Stored data:
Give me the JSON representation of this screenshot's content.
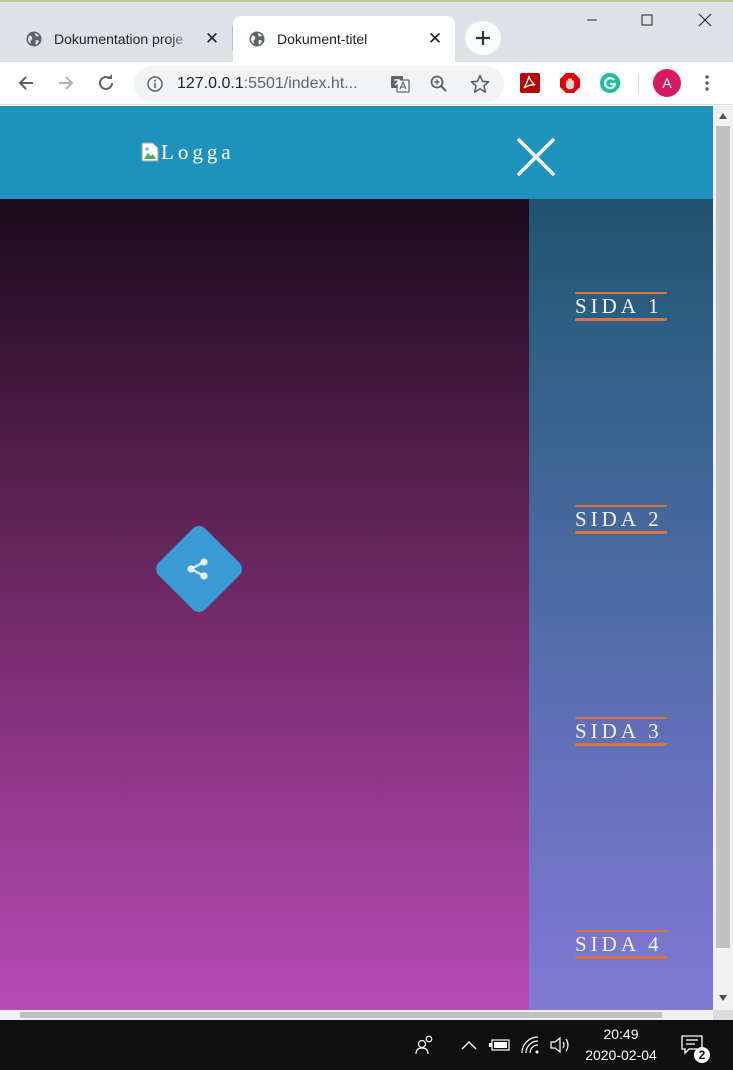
{
  "browser": {
    "tabs": [
      {
        "title": "Dokumentation proje",
        "active": false,
        "icon": "globe-icon"
      },
      {
        "title": "Dokument-titel",
        "active": true,
        "icon": "globe-icon"
      }
    ],
    "url_host": "127.0.0.1",
    "url_rest": ":5501/index.ht...",
    "profile_initial": "A"
  },
  "site": {
    "logo_alt": "Logga",
    "nav": [
      "SIDA 1",
      "SIDA 2",
      "SIDA 3",
      "SIDA 4"
    ],
    "header_color": "#1e91bc",
    "accent_underline": "#d8743c",
    "share_button_color": "#3a9bd5"
  },
  "taskbar": {
    "time": "20:49",
    "date": "2020-02-04",
    "notification_count": "2"
  }
}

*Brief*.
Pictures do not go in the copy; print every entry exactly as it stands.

*Solution to the problem*.
Give me the JSON representation of this screenshot's content.
{
  "browser": {
    "tabs": [
      {
        "title": "Dokumentation proje",
        "active": false,
        "icon": "globe-icon"
      },
      {
        "title": "Dokument-titel",
        "active": true,
        "icon": "globe-icon"
      }
    ],
    "url_host": "127.0.0.1",
    "url_rest": ":5501/index.ht...",
    "profile_initial": "A"
  },
  "site": {
    "logo_alt": "Logga",
    "nav": [
      "SIDA 1",
      "SIDA 2",
      "SIDA 3",
      "SIDA 4"
    ],
    "header_color": "#1e91bc",
    "accent_underline": "#d8743c",
    "share_button_color": "#3a9bd5"
  },
  "taskbar": {
    "time": "20:49",
    "date": "2020-02-04",
    "notification_count": "2"
  }
}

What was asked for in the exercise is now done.